*Exercise prompt*
Look through the records and copy every line in which "selected" appears.

*** Material shown ***

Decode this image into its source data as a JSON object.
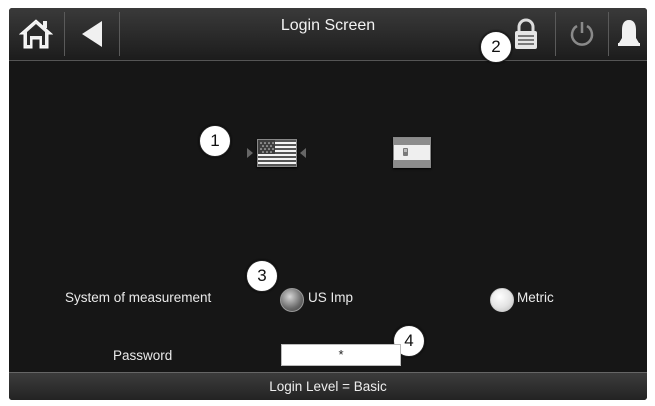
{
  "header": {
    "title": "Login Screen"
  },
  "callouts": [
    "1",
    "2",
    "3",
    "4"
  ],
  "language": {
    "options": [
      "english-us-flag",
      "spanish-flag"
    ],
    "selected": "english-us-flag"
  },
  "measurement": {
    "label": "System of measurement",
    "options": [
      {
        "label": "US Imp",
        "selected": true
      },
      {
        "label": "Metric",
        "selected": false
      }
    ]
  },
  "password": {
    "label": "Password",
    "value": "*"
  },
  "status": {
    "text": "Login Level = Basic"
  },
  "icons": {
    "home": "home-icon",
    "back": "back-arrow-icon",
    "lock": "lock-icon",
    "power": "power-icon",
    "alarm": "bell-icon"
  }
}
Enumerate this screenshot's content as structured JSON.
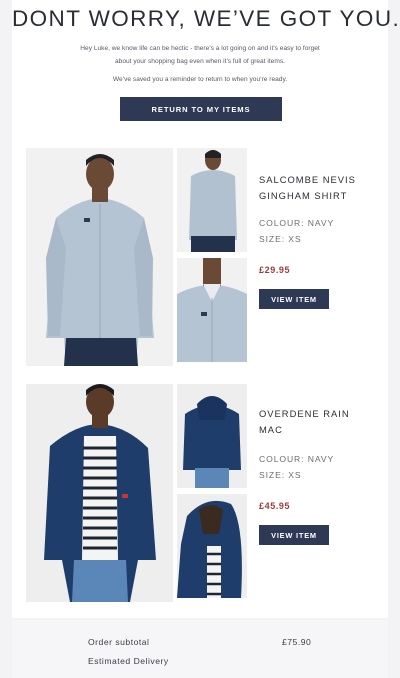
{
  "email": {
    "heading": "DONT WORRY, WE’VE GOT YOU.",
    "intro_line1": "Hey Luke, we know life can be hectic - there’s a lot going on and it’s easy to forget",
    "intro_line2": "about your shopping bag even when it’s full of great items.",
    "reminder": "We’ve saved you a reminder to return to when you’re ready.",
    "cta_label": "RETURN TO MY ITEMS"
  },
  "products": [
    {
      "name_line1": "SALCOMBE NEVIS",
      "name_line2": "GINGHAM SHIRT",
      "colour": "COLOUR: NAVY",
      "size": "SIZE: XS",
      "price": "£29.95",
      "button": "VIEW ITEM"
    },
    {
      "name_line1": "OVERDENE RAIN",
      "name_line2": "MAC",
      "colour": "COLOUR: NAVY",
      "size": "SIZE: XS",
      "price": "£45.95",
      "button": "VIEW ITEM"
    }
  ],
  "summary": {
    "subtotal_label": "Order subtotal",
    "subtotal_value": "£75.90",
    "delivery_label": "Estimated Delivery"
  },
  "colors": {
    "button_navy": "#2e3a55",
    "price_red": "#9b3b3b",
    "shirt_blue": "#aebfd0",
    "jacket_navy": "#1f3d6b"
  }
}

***

*The answer*
    "selected": "english-us-flag"
        "selected": true
        "selected": false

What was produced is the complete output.